June 7, 2011 > Hayward Unified School District Board meeting report
Hayward Unified School District Board meeting report
It's still a hard knock life
By Robin Michel
Hard knocks, "golden handshakes," and the May Revision were just a few of the items covered at the May 25 Hayward Unified School District (HUSD) Board Meeting. Parents and friends turned out to watch students receive recognition for multiple achievements, including the Golden State Seal CAHSEE Awards, the Sackrider Scholarship recipients, and the Roxanne Salinas Awards.
A few students made public comment on the important role the Hayward Adult School is playing in their lives, including a young woman who said that she failed in a traditional classroom, adding, "this is my second chance to get a diploma," and a man who spoke of his military service and "other soldiers like me" who are turning to adult education as they try to find a new place in civilian life.
One of the biggest - and most refreshing - surprises in the formal proceedings occurred when Board Member William McGee said he was turning his time over to students from Eldridge Elementary School and tattered "orphans" from the front row seats tumbled before the dais and broke into the "It's the Hard Knock Life" routine from the musical "Annie":
It's the hard knock life for us
Instead of treated, we get tricked
Instead of kisses, we get kicked
It's the hard knock life
Members of the public broke into applause and gave the student actors a standing ovation and all board members were clearly delighted at the surprise performance. Mr. McGee thanked the students and teachers at the end of the performance, adding, "My hat's off to [Eldridge] School for incorporating the arts into education."
The arts are "the heart of education," said Board President Lisa Brunner, adding that the performance given is one clear example of "why we need to maintain these programs." She then added that another program the district wanted to maintain was the child development program, and encouraged parents to "go to the website and sign up your child for preschool. If we don't use this funding, we will lose it; and preschool prepares your child for kindergarten."

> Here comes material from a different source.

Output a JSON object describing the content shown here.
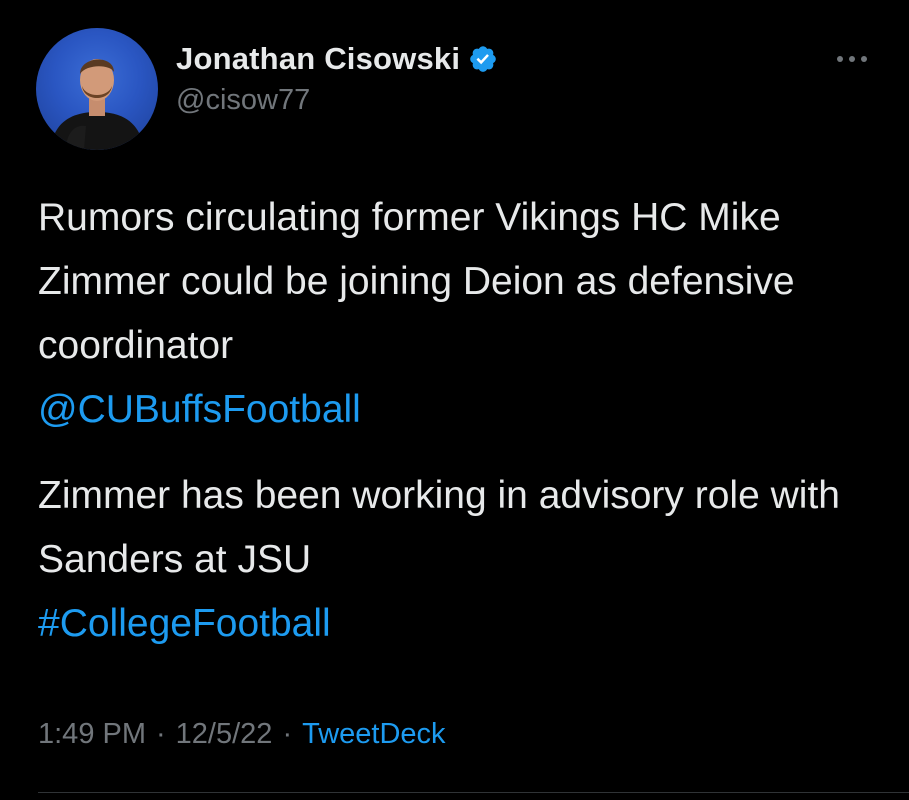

While some children are preparing to enter Hayward schools, a large number of HUSD teachers and staff are preparing to exit via acceptance of the new Supplemental Employee Retirement Plan (SERP). The Board accepted implementation of the SERP, which was approved in April. This "Golden Handshake" incentivizes employees to retire so that less experienced individuals may be hired at a lower step on the salary schedule.
One hundred and twenty-seven employees, comprised of ten management/supervisory/confidential, thirty-nine classified (Service Employees International Union (SEIU) & Association of Educational Office and Technical Employees (AEOTE) and seventy-eight credentialed (Hayward Education Association (HEA) employees. Representatives from each bargaining unit complimented the Board on their work in developing the SERP, although each spoke of the loss of institutional memory and expressed concern that some positions might not be filled, noting that departments were already stretched beyond capacity.

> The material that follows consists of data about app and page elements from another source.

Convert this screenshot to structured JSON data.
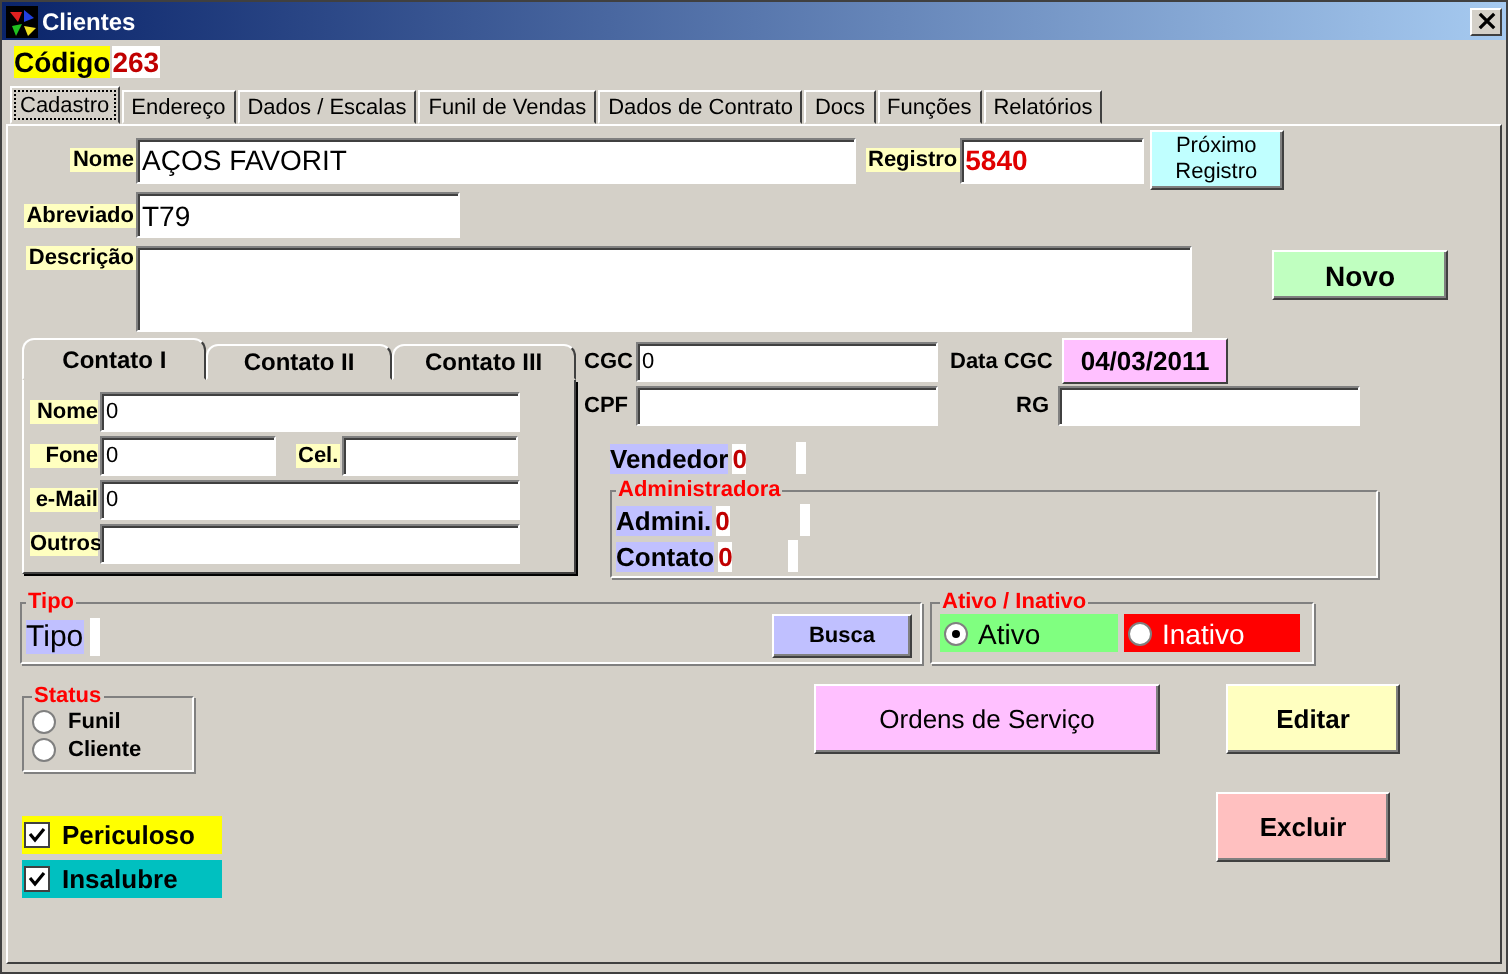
{
  "window": {
    "title": "Clientes"
  },
  "codigo": {
    "label": "Código",
    "value": "263"
  },
  "tabs": [
    {
      "label": "Cadastro",
      "selected": true
    },
    {
      "label": "Endereço",
      "selected": false
    },
    {
      "label": "Dados / Escalas",
      "selected": false
    },
    {
      "label": "Funil de Vendas",
      "selected": false
    },
    {
      "label": "Dados de Contrato",
      "selected": false
    },
    {
      "label": "Docs",
      "selected": false
    },
    {
      "label": "Funções",
      "selected": false
    },
    {
      "label": "Relatórios",
      "selected": false
    }
  ],
  "nome": {
    "label": "Nome",
    "value": "AÇOS FAVORIT"
  },
  "registro": {
    "label": "Registro",
    "value": "5840"
  },
  "next_button": "Próximo Registro",
  "abreviado": {
    "label": "Abreviado",
    "value": "T79"
  },
  "descricao": {
    "label": "Descrição"
  },
  "novo_button": "Novo",
  "contact_tabs": [
    {
      "label": "Contato I",
      "selected": true
    },
    {
      "label": "Contato II",
      "selected": false
    },
    {
      "label": "Contato III",
      "selected": false
    }
  ],
  "contact_fields": [
    {
      "label": "Nome",
      "value": "0"
    },
    {
      "label": "Fone",
      "value": "0"
    },
    {
      "label": "Cel."
    },
    {
      "label": "e-Mail",
      "value": "0"
    },
    {
      "label": "Outros"
    }
  ],
  "cgc": {
    "label": "CGC",
    "value": "0"
  },
  "data_cgc": {
    "label": "Data CGC",
    "value": "04/03/2011"
  },
  "cpf": {
    "label": "CPF"
  },
  "rg": {
    "label": "RG"
  },
  "vendedor": {
    "label": "Vendedor",
    "value": "0"
  },
  "administradora": {
    "title": "Administradora",
    "rows": [
      {
        "label": "Admini.",
        "value": "0"
      },
      {
        "label": "Contato",
        "value": "0"
      }
    ]
  },
  "tipo": {
    "title": "Tipo",
    "label": "Tipo",
    "button": "Busca"
  },
  "ativo": {
    "title": "Ativo / Inativo",
    "options": [
      {
        "label": "Ativo",
        "selected": true,
        "color": "#80ff80"
      },
      {
        "label": "Inativo",
        "selected": false,
        "color": "#ff0000"
      }
    ]
  },
  "status": {
    "title": "Status",
    "options": [
      {
        "label": "Funil",
        "selected": false
      },
      {
        "label": "Cliente",
        "selected": false
      }
    ]
  },
  "ordens_button": "Ordens de Serviço",
  "editar_button": "Editar",
  "excluir_button": "Excluir",
  "flags": [
    {
      "label": "Periculoso",
      "checked": true,
      "color": "#ffff00"
    },
    {
      "label": "Insalubre",
      "checked": true,
      "color": "#00c0c0"
    }
  ]
}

Sandra Lepley, Interim Assistant Superintendent of Business Services, gave a presentation on the Governor's Budget May Revision, noting that while K-12 education was spared any additional cuts, there are still many unknowns. Although tax revenues have increased, the State Budget is still dependent upon future tax extensions. Education is considered the "hot button" for voters to approve taxes, so education will continue to remain part of the "electioneering."
Ms. Lepley explained how apportionment deferrals have created cash problems for public schools, including HUSD. This is money due to us and factored into the budget, she explained. Deferrals have been used as a tool of the state to address its own deficit and have now reached an unprecedented level-almost $10 billion. In his May Revision, the Governor acknowledges the $10 billion liability owed to Local Education Agencies (LEAs), and proposed to eliminate $2.5 billion in deferrals in the 2011-12 fiscal year. Although districts will receive this money, it has already been "spent" in prior budgets built on the money promised.
One of the options considered by HUSD, to save money, was the closing of the Faith Ringgold Arts and Science Alternative School, much to the dismay of the small 136-student community. The Board unanimously voted against a recommendation to close the school in response to their own budget cuts, but has directed staff to look at relocating the school to another campus as a "small school within a school." Such a move would streamline administrative, clerical and custodial costs, with an estimated savings of $300,000, as opposed to closure, which would have saved approximately $700,000.